■ EXERCISE INSTRUCTIONS:
In these records, how many lines contain "Action"? Please reply with the number only.

##### RECORDED INFORMATION #####

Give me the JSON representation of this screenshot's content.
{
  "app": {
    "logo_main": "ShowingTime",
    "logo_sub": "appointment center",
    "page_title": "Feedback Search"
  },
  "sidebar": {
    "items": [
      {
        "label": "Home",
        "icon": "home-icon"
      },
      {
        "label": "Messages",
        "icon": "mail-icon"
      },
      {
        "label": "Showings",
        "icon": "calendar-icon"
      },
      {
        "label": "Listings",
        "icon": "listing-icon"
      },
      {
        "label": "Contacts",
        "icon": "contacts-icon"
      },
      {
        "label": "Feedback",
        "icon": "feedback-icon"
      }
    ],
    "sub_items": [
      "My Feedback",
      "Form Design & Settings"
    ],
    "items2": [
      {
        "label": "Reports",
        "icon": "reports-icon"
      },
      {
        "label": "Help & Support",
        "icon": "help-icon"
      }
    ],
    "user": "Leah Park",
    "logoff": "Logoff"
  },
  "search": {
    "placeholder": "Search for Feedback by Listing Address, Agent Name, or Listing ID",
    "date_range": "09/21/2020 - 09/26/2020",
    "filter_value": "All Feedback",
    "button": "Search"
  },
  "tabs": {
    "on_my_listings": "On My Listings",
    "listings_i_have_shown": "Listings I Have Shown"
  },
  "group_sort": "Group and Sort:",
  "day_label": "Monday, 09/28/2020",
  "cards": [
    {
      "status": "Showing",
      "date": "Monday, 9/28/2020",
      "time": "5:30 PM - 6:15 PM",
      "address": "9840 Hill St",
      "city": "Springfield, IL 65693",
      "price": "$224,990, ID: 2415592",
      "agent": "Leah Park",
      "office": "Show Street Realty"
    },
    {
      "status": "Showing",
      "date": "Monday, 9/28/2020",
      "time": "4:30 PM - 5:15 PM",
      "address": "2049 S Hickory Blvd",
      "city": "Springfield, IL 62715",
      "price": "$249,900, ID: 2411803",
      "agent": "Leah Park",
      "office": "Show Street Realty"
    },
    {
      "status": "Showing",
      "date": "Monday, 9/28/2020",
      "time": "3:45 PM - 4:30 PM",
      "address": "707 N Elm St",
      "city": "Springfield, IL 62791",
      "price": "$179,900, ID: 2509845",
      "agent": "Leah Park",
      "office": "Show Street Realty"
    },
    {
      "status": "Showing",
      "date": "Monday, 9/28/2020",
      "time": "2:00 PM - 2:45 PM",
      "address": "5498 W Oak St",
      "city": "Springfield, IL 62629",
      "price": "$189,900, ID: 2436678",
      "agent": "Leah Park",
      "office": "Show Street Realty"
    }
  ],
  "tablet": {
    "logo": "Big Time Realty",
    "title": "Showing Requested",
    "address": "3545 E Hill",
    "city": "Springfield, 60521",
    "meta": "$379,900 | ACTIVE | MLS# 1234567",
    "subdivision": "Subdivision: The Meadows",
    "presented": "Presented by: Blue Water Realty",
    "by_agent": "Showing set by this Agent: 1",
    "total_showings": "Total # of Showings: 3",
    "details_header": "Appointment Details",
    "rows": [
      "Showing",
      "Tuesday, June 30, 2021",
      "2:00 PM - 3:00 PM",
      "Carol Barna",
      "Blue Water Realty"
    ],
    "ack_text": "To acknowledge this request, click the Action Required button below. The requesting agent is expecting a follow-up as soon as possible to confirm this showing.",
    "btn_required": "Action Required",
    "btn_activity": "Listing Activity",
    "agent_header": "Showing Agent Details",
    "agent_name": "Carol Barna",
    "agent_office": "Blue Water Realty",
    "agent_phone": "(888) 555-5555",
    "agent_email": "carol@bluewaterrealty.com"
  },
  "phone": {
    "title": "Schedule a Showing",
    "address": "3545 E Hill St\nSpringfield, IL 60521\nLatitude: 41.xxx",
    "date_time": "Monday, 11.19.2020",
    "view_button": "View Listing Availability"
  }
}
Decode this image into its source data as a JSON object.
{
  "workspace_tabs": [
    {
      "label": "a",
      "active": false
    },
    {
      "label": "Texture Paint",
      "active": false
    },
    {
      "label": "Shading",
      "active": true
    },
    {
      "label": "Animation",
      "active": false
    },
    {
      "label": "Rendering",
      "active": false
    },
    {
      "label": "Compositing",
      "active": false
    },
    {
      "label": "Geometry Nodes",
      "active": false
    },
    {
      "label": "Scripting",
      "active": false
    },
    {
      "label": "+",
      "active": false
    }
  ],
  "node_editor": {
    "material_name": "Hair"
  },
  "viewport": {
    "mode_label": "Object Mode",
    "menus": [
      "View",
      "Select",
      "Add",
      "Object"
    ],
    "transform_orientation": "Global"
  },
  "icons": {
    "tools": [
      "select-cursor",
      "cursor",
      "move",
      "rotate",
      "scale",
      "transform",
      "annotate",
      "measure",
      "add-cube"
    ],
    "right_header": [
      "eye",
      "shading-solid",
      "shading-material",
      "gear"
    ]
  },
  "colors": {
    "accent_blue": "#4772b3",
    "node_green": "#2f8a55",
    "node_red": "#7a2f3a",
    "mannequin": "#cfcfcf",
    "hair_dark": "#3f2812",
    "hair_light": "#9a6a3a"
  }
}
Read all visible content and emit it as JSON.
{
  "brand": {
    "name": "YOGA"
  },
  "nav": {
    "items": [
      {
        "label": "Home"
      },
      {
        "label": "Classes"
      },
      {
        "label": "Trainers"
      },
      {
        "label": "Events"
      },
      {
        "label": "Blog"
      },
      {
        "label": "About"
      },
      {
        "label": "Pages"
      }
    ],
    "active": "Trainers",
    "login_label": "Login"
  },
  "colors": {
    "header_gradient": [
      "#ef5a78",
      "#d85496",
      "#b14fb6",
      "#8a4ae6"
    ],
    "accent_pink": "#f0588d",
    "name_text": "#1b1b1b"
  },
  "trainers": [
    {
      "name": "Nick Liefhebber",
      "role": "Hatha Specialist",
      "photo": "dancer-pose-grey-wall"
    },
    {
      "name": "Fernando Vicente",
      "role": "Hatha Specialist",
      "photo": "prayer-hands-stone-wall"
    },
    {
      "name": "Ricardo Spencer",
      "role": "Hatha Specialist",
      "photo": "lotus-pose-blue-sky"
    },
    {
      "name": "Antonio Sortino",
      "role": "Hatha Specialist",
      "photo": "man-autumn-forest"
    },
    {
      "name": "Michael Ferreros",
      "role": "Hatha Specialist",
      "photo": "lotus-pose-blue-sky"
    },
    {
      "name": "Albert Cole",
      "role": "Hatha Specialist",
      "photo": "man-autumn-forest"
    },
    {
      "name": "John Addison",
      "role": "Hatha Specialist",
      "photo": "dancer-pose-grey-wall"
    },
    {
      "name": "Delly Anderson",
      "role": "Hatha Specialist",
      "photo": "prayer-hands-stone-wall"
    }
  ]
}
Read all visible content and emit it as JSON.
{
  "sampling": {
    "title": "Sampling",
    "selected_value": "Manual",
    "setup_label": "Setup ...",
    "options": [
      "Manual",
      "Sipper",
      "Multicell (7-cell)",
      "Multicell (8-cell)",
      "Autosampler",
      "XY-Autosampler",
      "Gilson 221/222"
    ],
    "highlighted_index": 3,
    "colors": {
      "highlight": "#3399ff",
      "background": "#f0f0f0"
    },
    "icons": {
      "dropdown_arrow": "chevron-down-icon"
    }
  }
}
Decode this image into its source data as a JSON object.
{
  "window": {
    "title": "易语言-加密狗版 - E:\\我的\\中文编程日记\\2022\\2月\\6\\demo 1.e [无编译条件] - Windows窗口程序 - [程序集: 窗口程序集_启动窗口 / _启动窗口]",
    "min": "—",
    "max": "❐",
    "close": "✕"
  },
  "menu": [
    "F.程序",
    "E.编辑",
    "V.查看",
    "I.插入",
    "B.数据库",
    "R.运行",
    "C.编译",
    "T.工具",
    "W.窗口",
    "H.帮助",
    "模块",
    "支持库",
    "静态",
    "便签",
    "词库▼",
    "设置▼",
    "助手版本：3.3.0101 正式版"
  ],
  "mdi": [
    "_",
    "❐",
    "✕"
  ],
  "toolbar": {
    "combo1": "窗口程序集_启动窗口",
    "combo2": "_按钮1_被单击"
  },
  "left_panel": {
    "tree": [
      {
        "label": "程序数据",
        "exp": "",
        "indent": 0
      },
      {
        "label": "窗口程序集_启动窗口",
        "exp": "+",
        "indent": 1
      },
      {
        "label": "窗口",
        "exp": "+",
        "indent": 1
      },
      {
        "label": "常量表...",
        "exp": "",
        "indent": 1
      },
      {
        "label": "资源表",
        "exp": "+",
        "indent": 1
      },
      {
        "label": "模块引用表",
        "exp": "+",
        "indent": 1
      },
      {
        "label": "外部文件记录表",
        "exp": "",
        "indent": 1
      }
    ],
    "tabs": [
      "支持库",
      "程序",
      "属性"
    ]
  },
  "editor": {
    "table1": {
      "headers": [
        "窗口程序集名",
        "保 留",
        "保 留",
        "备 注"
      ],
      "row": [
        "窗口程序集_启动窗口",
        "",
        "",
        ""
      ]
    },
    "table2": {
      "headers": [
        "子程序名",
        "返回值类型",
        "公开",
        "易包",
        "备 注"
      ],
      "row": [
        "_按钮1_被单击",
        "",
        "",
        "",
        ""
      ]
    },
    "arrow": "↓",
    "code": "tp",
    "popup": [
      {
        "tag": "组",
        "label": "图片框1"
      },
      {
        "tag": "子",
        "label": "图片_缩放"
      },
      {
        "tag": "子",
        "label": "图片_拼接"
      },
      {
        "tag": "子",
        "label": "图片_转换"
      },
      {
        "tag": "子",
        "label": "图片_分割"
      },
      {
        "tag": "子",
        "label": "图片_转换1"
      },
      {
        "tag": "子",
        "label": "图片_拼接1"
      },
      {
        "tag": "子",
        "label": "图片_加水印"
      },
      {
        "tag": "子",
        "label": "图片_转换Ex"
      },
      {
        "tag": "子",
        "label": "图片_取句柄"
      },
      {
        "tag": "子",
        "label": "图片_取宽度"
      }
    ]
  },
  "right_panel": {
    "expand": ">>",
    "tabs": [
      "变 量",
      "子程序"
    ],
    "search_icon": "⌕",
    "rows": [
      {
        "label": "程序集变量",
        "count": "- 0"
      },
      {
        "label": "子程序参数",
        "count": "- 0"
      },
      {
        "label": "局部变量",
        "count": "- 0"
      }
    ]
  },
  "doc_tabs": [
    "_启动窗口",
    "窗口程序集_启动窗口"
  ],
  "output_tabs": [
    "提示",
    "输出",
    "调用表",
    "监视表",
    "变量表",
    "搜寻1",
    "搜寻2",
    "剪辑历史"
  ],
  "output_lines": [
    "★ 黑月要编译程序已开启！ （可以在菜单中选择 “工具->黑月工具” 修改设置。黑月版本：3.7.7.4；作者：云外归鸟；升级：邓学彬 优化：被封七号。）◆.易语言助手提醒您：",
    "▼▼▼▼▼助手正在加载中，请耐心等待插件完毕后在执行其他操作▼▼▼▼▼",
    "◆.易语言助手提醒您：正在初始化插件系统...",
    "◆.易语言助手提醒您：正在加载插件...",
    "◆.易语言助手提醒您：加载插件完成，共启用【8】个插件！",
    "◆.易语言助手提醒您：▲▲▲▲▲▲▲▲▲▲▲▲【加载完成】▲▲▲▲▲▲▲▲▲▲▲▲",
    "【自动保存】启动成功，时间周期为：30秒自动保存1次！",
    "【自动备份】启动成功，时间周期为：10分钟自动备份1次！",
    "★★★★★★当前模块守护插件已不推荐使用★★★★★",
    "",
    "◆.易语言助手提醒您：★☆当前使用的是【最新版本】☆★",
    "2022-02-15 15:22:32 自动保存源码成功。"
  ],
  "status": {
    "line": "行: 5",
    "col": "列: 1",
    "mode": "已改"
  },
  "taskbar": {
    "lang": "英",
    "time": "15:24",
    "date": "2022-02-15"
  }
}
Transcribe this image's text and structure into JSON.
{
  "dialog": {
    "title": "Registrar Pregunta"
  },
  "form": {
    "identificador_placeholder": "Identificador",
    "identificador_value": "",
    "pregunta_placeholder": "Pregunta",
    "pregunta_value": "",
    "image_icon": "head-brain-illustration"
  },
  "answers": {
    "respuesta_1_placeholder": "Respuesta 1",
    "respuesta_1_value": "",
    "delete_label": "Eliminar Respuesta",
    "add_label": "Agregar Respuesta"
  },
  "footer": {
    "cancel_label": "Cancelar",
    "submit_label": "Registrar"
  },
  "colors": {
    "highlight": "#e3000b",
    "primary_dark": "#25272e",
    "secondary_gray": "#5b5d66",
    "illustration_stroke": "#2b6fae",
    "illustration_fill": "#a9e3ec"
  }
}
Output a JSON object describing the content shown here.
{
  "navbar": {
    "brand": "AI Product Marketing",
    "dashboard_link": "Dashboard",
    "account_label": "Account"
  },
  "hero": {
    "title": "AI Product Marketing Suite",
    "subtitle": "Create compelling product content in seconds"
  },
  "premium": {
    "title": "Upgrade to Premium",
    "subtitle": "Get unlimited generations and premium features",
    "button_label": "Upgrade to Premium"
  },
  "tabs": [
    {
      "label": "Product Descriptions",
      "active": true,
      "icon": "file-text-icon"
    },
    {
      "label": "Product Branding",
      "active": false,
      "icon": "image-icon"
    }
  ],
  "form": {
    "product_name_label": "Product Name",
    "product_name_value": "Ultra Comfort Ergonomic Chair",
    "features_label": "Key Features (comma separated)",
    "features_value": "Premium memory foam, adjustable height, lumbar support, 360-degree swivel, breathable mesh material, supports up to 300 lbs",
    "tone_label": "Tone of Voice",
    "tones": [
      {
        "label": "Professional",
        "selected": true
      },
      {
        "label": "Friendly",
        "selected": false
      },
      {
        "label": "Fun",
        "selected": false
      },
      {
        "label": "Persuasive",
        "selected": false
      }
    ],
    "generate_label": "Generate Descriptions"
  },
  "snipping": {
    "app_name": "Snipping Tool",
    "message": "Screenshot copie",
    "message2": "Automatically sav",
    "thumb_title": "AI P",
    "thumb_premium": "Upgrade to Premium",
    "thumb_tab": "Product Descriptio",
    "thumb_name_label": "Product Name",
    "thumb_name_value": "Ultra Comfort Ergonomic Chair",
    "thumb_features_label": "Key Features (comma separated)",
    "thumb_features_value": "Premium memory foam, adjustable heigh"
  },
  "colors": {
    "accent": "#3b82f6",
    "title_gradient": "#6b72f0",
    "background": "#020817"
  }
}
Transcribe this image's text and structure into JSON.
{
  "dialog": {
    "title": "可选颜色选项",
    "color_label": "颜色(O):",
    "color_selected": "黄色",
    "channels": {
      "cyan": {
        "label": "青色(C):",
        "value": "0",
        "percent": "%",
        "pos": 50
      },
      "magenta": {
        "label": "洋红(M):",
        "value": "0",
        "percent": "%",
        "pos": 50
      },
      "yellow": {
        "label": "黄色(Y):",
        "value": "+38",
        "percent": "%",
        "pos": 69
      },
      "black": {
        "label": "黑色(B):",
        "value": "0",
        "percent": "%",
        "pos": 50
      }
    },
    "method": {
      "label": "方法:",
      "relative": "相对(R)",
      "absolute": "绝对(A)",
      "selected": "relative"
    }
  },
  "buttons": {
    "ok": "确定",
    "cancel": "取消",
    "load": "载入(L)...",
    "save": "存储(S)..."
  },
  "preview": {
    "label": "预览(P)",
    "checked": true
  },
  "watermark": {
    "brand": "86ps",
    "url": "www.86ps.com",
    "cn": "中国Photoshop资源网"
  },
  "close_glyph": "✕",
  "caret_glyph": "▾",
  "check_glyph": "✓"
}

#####

■ OUTPUT:
2